● **DATA FOR PROCESSING**
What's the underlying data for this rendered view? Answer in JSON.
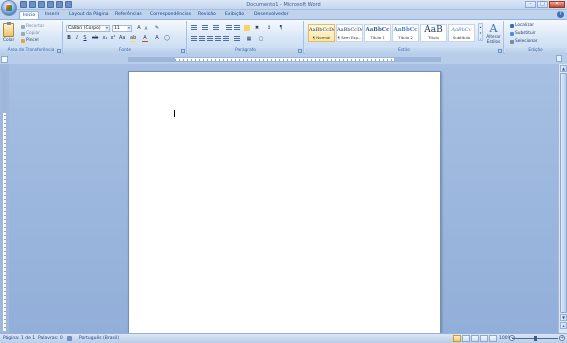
{
  "window": {
    "title": "Documento1 - Microsoft Word"
  },
  "tabs": [
    {
      "label": "Início",
      "active": true
    },
    {
      "label": "Inserir",
      "active": false
    },
    {
      "label": "Layout da Página",
      "active": false
    },
    {
      "label": "Referências",
      "active": false
    },
    {
      "label": "Correspondências",
      "active": false
    },
    {
      "label": "Revisão",
      "active": false
    },
    {
      "label": "Exibição",
      "active": false
    },
    {
      "label": "Desenvolvedor",
      "active": false
    }
  ],
  "clipboard": {
    "paste_label": "Colar",
    "cut_label": "Recortar",
    "copy_label": "Copiar",
    "format_painter_label": "Pincel",
    "group_label": "Área de Transferência"
  },
  "font": {
    "font_name": "Calibri (Corpo)",
    "font_size": "11",
    "group_label": "Fonte"
  },
  "paragraph": {
    "group_label": "Parágrafo"
  },
  "styles": {
    "items": [
      {
        "sample": "AaBbCcDc",
        "name": "¶ Normal",
        "selected": true
      },
      {
        "sample": "AaBbCcDc",
        "name": "¶ Sem Esp...",
        "selected": false
      },
      {
        "sample": "AaBbCc",
        "name": "Título 1",
        "selected": false
      },
      {
        "sample": "AaBbCc",
        "name": "Título 2",
        "selected": false
      },
      {
        "sample": "AaB",
        "name": "Título",
        "selected": false
      },
      {
        "sample": "AaBbCc",
        "name": "Subtítulo",
        "selected": false
      }
    ],
    "change_styles_label": "Alterar Estilos",
    "group_label": "Estilo"
  },
  "editing": {
    "find_label": "Localizar",
    "replace_label": "Substituir",
    "select_label": "Selecionar",
    "group_label": "Edição"
  },
  "status": {
    "page": "Página: 1 de 1",
    "words": "Palavras: 0",
    "language": "Português (Brasil)",
    "zoom": "100%",
    "zoom_value": 100
  },
  "colors": {
    "accent": "#15428b",
    "workspace": "#9fb8dc",
    "selected_style": "#ffe7a2",
    "font_color_bar": "#e03b24",
    "highlight_bar": "#f7e53a"
  }
}
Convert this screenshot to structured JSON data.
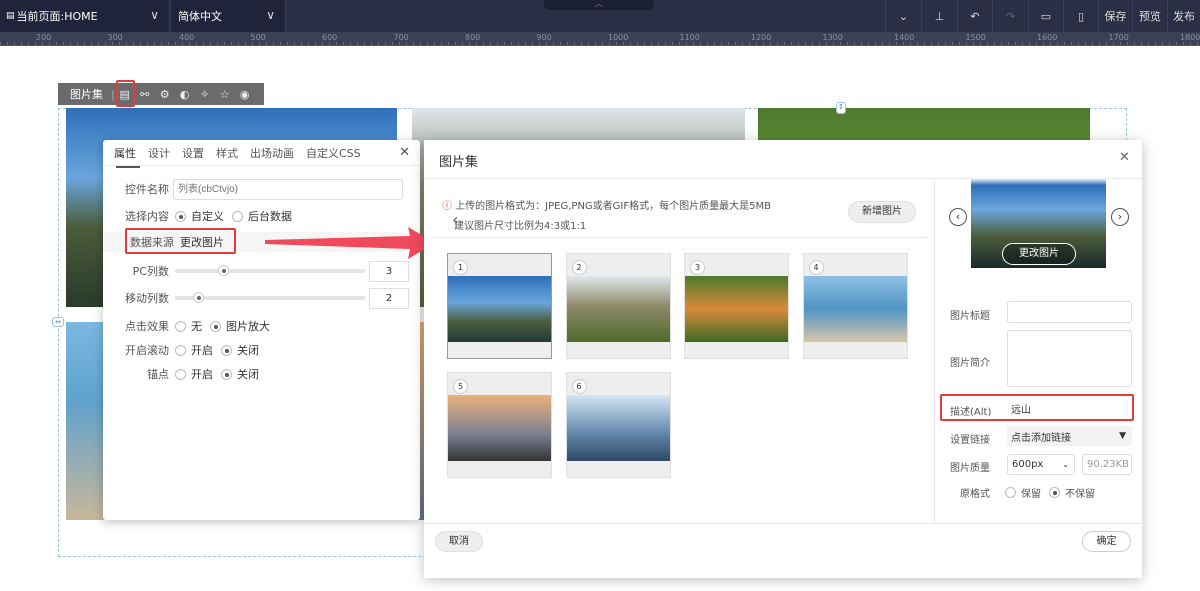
{
  "topbar": {
    "page_select": "当前页面:HOME",
    "lang_select": "简体中文",
    "save": "保存",
    "preview": "预览",
    "publish": "发布"
  },
  "ruler": [
    "200",
    "300",
    "400",
    "500",
    "600",
    "700",
    "800",
    "900",
    "1000",
    "1100",
    "1200",
    "1300",
    "1400",
    "1500",
    "1600",
    "1700",
    "1800"
  ],
  "component_toolbar": {
    "label": "图片集"
  },
  "props_panel": {
    "tabs": [
      "属性",
      "设计",
      "设置",
      "样式",
      "出场动画",
      "自定义CSS"
    ],
    "name_label": "控件名称",
    "name_placeholder": "列表(cbCtvjo)",
    "content_label": "选择内容",
    "content_opt1": "自定义",
    "content_opt2": "后台数据",
    "source_label": "数据来源",
    "source_value": "更改图片",
    "pc_cols_label": "PC列数",
    "pc_cols": "3",
    "pc_cols_fraction": 0.25,
    "mobile_cols_label": "移动列数",
    "mobile_cols": "2",
    "mobile_cols_fraction": 0.12,
    "click_label": "点击效果",
    "click_opt1": "无",
    "click_opt2": "图片放大",
    "scroll_label": "开启滚动",
    "scroll_opt1": "开启",
    "scroll_opt2": "关闭",
    "anchor_label": "锚点",
    "anchor_opt1": "开启",
    "anchor_opt2": "关闭"
  },
  "modal": {
    "title": "图片集",
    "notice": "上传的图片格式为：JPEG,PNG或者GIF格式，每个图片质量最大是5MB",
    "notice2": "建议图片尺寸比例为4:3或1:1",
    "add_button": "新增图片",
    "thumbs": [
      "1",
      "2",
      "3",
      "4",
      "5",
      "6"
    ],
    "change_image": "更改图片",
    "title_label": "图片标题",
    "intro_label": "图片简介",
    "alt_label": "描述(Alt)",
    "alt_value": "远山",
    "link_label": "设置链接",
    "link_value": "点击添加链接",
    "quality_label": "图片质量",
    "quality_value": "600px",
    "size_value": "90.23KB",
    "format_label": "原格式",
    "format_opt1": "保留",
    "format_opt2": "不保留",
    "cancel": "取消",
    "ok": "确定"
  }
}
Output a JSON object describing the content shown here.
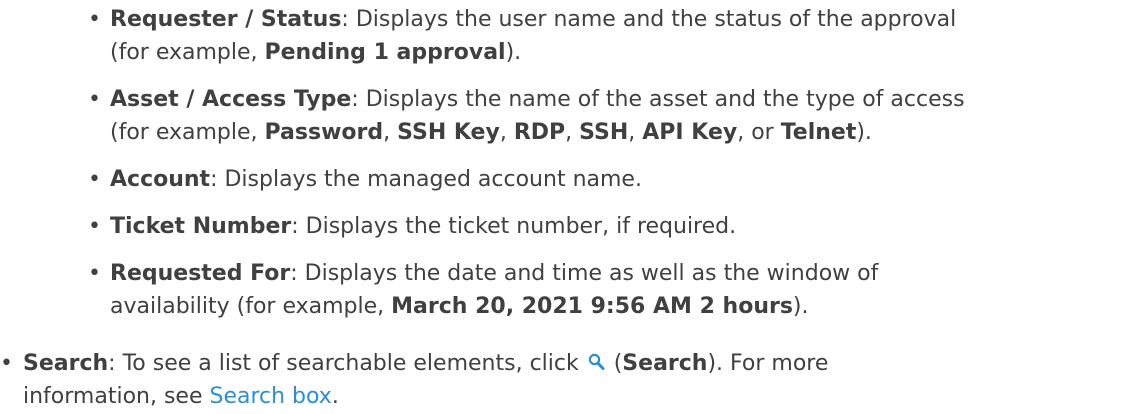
{
  "bullet": "•",
  "items": [
    {
      "term": "Requester / Status",
      "line1": ": Displays the user name and the status of the approval",
      "line2_pre": "(for example, ",
      "example": "Pending 1 approval",
      "line2_post": ")."
    },
    {
      "term": "Asset / Access Type",
      "line1": ": Displays the name of the asset and the type of access",
      "line2_pre": "(for example, ",
      "ex1": "Password",
      "sep1": ", ",
      "ex2": "SSH Key",
      "sep2": ", ",
      "ex3": "RDP",
      "sep3": ", ",
      "ex4": "SSH",
      "sep4": ", ",
      "ex5": "API Key",
      "sep5": ", or ",
      "ex6": "Telnet",
      "line2_post": ")."
    },
    {
      "term": "Account",
      "text": ": Displays the managed account name."
    },
    {
      "term": "Ticket Number",
      "text": ": Displays the ticket number, if required."
    },
    {
      "term": "Requested For",
      "line1": ": Displays the date and time as well as the window of",
      "line2_pre": "availability (for example, ",
      "example": "March 20, 2021 9:56 AM 2 hours",
      "line2_post": ")."
    }
  ],
  "search": {
    "term": "Search",
    "text1": ": To see a list of searchable elements, click ",
    "paren_open": " (",
    "icon_label": "Search",
    "text2": "). For more",
    "text3": "information, see ",
    "link": "Search box",
    "end": "."
  },
  "colors": {
    "text": "#404040",
    "link": "#2b8fd6",
    "icon": "#2b8fd6"
  },
  "icons": [
    "search-icon"
  ]
}
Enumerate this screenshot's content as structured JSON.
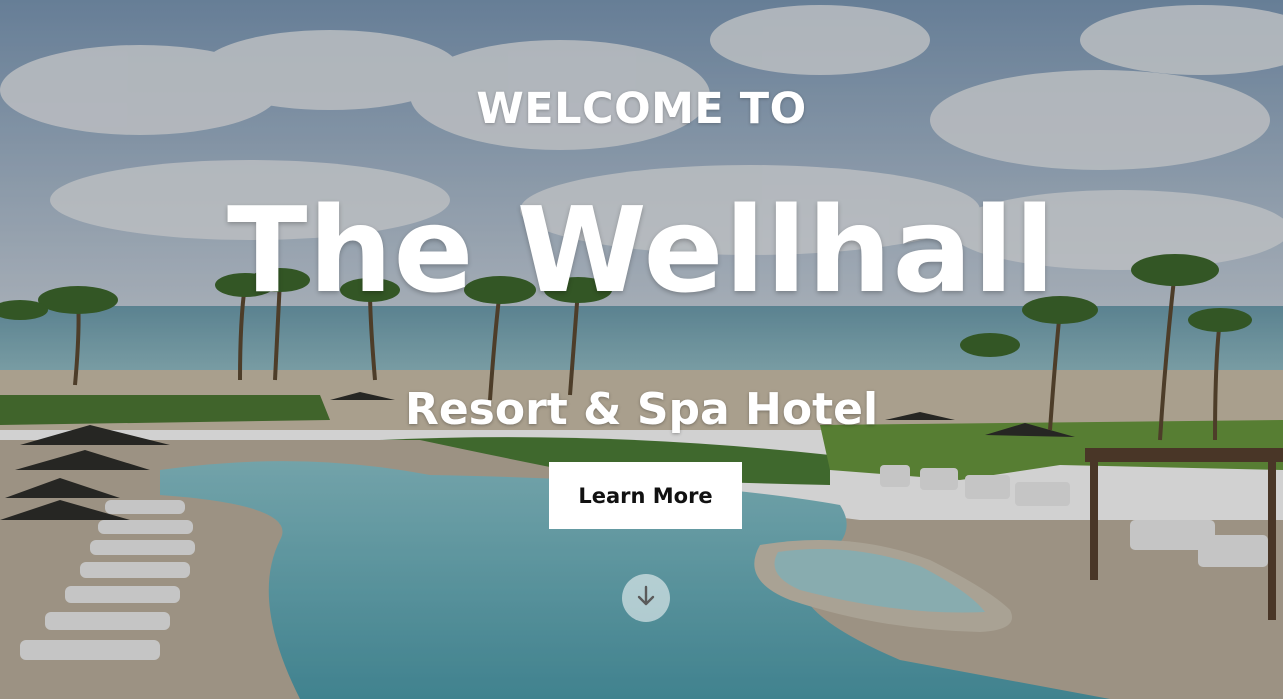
{
  "hero": {
    "welcome": "WELCOME TO",
    "title": "The Wellhall",
    "subtitle": "Resort & Spa Hotel",
    "cta_label": "Learn More",
    "scroll_icon": "arrow-down-icon"
  },
  "colors": {
    "text": "#ffffff",
    "button_bg": "#ffffff",
    "button_text": "#111111",
    "sky": "#8aa7c7",
    "sea": "#7fb7c2",
    "pool": "#6fb6c2",
    "lawn": "#5c8a3a"
  }
}
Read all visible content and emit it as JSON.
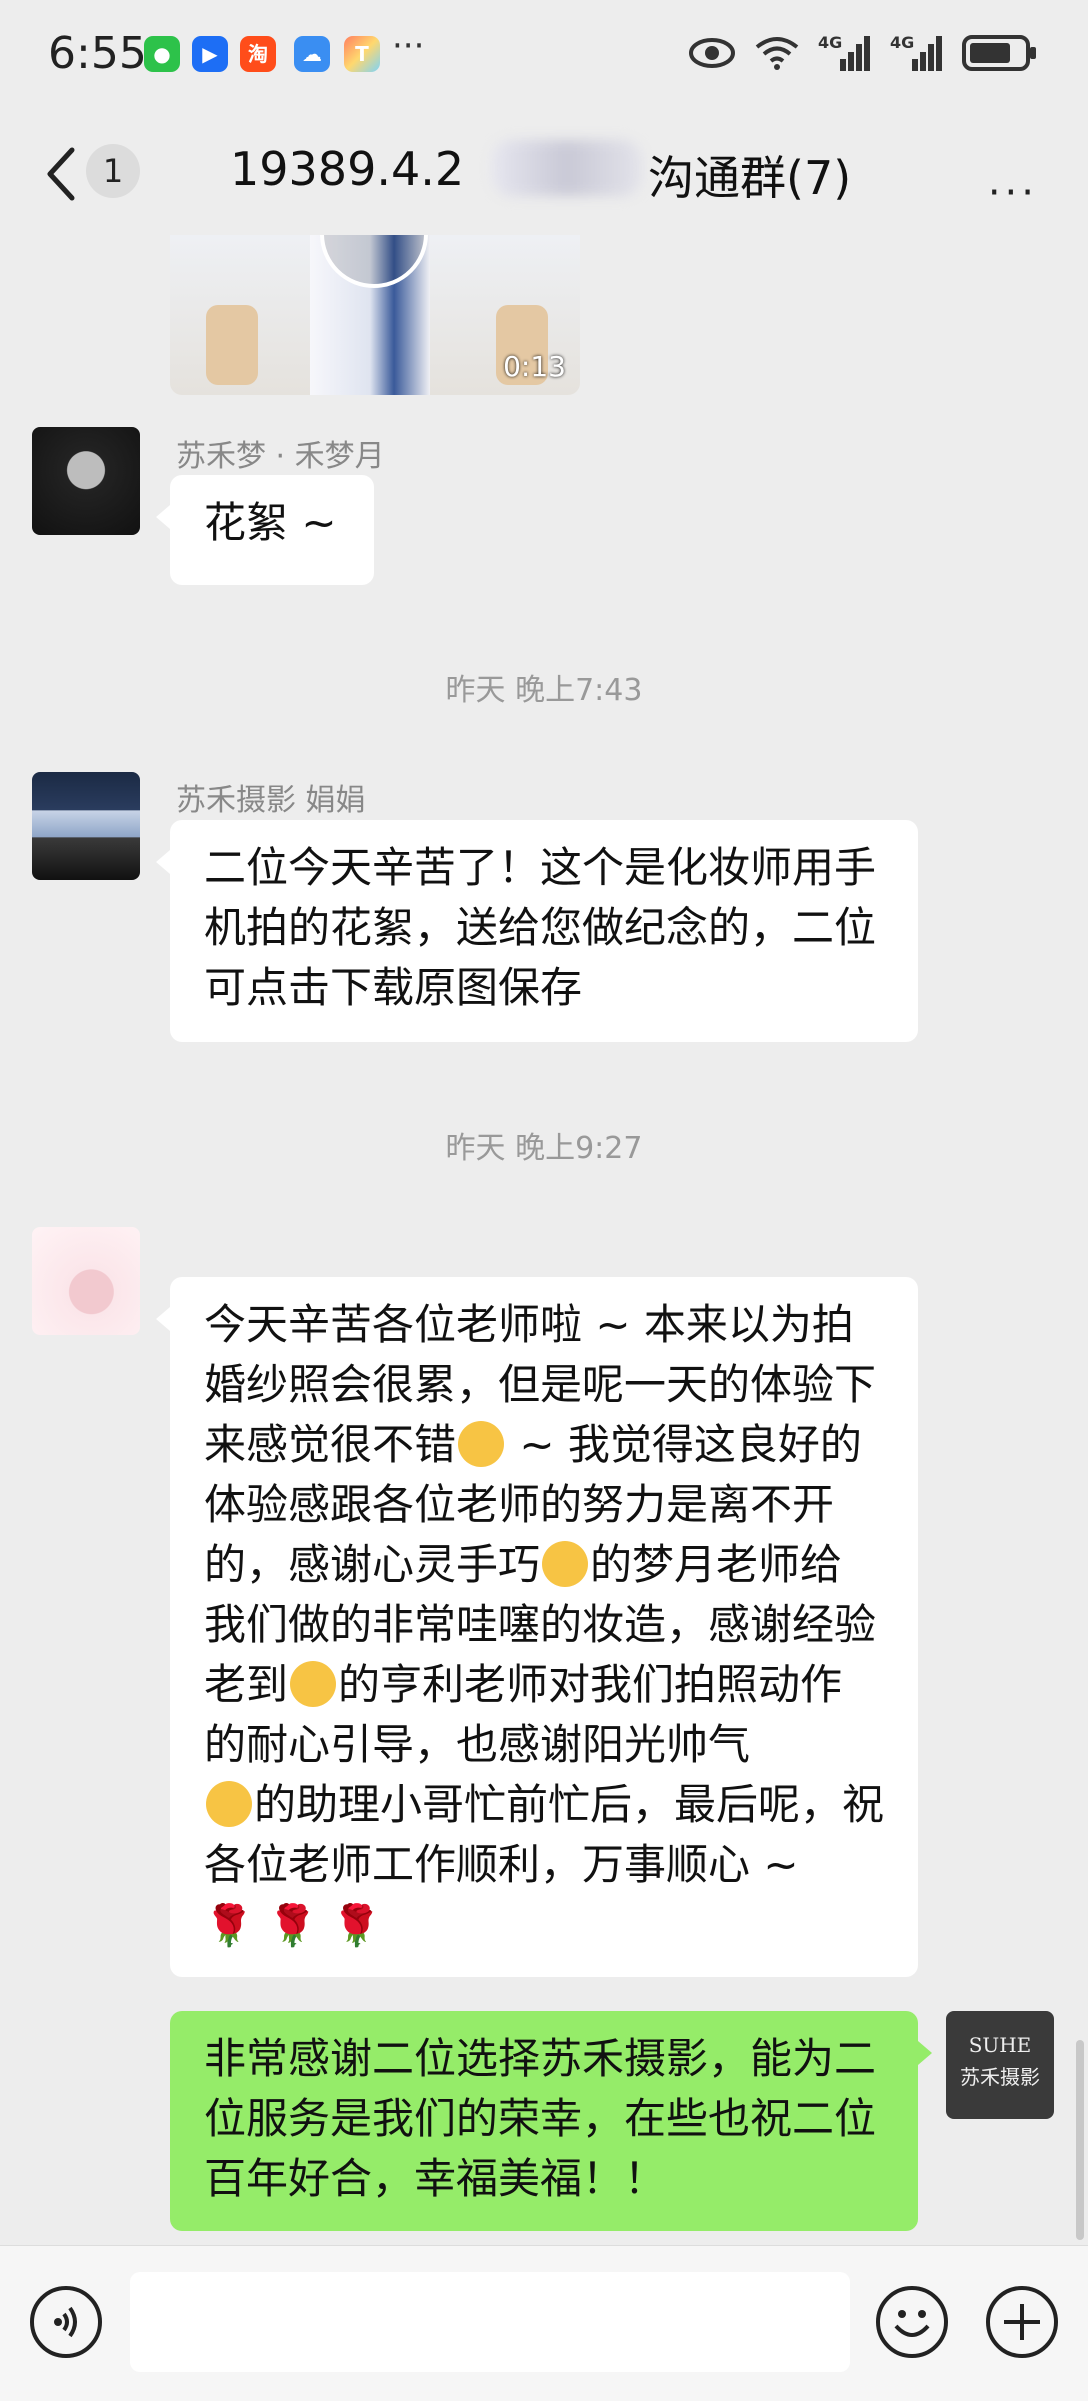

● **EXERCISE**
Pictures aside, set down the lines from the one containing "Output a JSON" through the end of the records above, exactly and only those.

● **PROBLEM SOLUTION**
Output a JSON object describing the content shown here.
{
  "bullet": "•",
  "items": [
    {
      "term": "Requester / Status",
      "line1": ": Displays the user name and the status of the approval",
      "line2_pre": "(for example, ",
      "example": "Pending 1 approval",
      "line2_post": ")."
    },
    {
      "term": "Asset / Access Type",
      "line1": ": Displays the name of the asset and the type of access",
      "line2_pre": "(for example, ",
      "ex1": "Password",
      "sep1": ", ",
      "ex2": "SSH Key",
      "sep2": ", ",
      "ex3": "RDP",
      "sep3": ", ",
      "ex4": "SSH",
      "sep4": ", ",
      "ex5": "API Key",
      "sep5": ", or ",
      "ex6": "Telnet",
      "line2_post": ")."
    },
    {
      "term": "Account",
      "text": ": Displays the managed account name."
    },
    {
      "term": "Ticket Number",
      "text": ": Displays the ticket number, if required."
    },
    {
      "term": "Requested For",
      "line1": ": Displays the date and time as well as the window of",
      "line2_pre": "availability (for example, ",
      "example": "March 20, 2021 9:56 AM 2 hours",
      "line2_post": ")."
    }
  ],
  "search": {
    "term": "Search",
    "text1": ": To see a list of searchable elements, click ",
    "paren_open": " (",
    "icon_label": "Search",
    "text2": "). For more",
    "text3": "information, see ",
    "link": "Search box",
    "end": "."
  },
  "colors": {
    "text": "#404040",
    "link": "#2b8fd6",
    "icon": "#2b8fd6"
  },
  "icons": [
    "search-icon"
  ]
}
Enumerate this screenshot's content as structured JSON.
{
  "hero": {
    "welcome": "WELCOME TO",
    "title": "The Wellhall",
    "subtitle": "Resort & Spa Hotel",
    "cta_label": "Learn More",
    "scroll_icon": "arrow-down-icon"
  },
  "colors": {
    "text": "#ffffff",
    "button_bg": "#ffffff",
    "button_text": "#111111",
    "sky": "#8aa7c7",
    "sea": "#7fb7c2",
    "pool": "#6fb6c2",
    "lawn": "#5c8a3a"
  }
}
Read all visible content and emit it as JSON.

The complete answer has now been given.